-becomes softer or disappears when the pt sits upright (gravity)
-MR, TR, VSD
Describe a pansystolic/holosystolic murmur
Pansystolic/holosystolic murmur of MR/TR/VSD
-uniform intensity throughout systole
-they start right at S1 b/c that is right when ventricular pressure > atrial pressure (no gap as seen in ejection murmur)
-high pitched, "blowing" quality
-best heard at the apex
-radiates towards the left axilla
-intensity does not change w/ respiration
TR pansystolic/holosystolic murmur
-best heart along left lower sternal border
-radiates to the right of the sternum
-high pitched, blowing in quality

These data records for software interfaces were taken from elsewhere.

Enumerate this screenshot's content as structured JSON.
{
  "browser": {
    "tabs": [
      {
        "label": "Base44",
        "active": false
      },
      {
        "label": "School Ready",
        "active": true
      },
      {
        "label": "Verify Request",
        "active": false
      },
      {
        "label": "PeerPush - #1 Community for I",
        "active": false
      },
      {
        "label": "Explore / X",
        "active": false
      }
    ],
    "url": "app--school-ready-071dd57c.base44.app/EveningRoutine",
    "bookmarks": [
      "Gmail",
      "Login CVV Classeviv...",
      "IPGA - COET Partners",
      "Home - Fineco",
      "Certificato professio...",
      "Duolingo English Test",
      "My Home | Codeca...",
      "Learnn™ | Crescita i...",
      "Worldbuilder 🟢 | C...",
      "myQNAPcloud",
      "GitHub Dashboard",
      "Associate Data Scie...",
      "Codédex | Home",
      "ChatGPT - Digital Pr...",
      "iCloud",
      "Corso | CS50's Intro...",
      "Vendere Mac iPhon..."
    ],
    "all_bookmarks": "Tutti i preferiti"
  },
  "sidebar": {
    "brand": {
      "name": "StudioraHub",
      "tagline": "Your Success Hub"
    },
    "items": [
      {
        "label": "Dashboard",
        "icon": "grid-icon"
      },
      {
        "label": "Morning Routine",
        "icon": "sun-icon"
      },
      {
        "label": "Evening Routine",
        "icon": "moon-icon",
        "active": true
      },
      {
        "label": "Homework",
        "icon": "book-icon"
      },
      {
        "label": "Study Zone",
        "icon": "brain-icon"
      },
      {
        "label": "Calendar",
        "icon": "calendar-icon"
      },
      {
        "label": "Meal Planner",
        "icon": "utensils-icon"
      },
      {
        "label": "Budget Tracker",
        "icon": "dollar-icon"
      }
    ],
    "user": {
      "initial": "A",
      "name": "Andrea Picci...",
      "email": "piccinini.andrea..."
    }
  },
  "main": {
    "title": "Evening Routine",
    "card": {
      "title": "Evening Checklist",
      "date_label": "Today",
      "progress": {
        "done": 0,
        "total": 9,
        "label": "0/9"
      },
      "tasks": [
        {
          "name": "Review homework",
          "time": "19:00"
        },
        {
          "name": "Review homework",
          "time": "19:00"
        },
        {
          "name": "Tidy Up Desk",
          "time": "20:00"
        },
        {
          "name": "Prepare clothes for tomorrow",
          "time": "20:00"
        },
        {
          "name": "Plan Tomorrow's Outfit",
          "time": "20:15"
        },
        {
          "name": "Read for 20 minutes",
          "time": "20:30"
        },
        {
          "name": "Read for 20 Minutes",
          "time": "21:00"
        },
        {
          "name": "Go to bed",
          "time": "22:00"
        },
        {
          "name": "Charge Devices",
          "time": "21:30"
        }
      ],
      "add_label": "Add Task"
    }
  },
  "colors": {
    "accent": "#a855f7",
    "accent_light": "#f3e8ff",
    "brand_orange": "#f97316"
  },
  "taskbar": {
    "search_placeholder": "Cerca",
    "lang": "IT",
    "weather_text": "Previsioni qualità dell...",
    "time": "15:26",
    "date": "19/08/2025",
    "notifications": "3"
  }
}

-intensity increases w/ inspiration (b/c inspiration enhances venous return => increases RV stroke volume)
Differentiate how a MR and TR murmur change w/ breathing
-MR murmur shows no change
-murmur of TR intensifies w/ inspiration: negative pressure in the thoracic cavity increases venous return to the heart => increasing RV stroke volume
What does a late systolic murmur indicate?
Most commonly indicates mitral valve prolpase = bowing of abnormally redundant and elongated valve leaflets into the LA during LV contraction
Describe the murmur of a VSD
VSD murmur: pan/holosystolic
-best heart at 4th-6th left intercostal space
-high pitched, may be associated w/ palpable thrill
What would have a lounder murmur: a large or small VSD
Smaller the VSD, the greater the turbulence of blood flow btwn the LV and RV => murmur of a small VSD would be lounder
What is an early diastolic decrescendo murmur typical of?
Aortic regurgitation or pulmonic regurgitation
-early diastolic murmur due to regurgitant flow right when the aortic or pulmonic valve closes
Diastolic early decrescendo
Mild MS or TS murmur
-mid to late loq frequency rumbling murmur following a sharp opening snap
What may cause a continuous murmur?
PDA (patent ductus arteriosus)
-continuous murmur when there is a persistent pressure gradient btwn 2 structures during both systole and diastole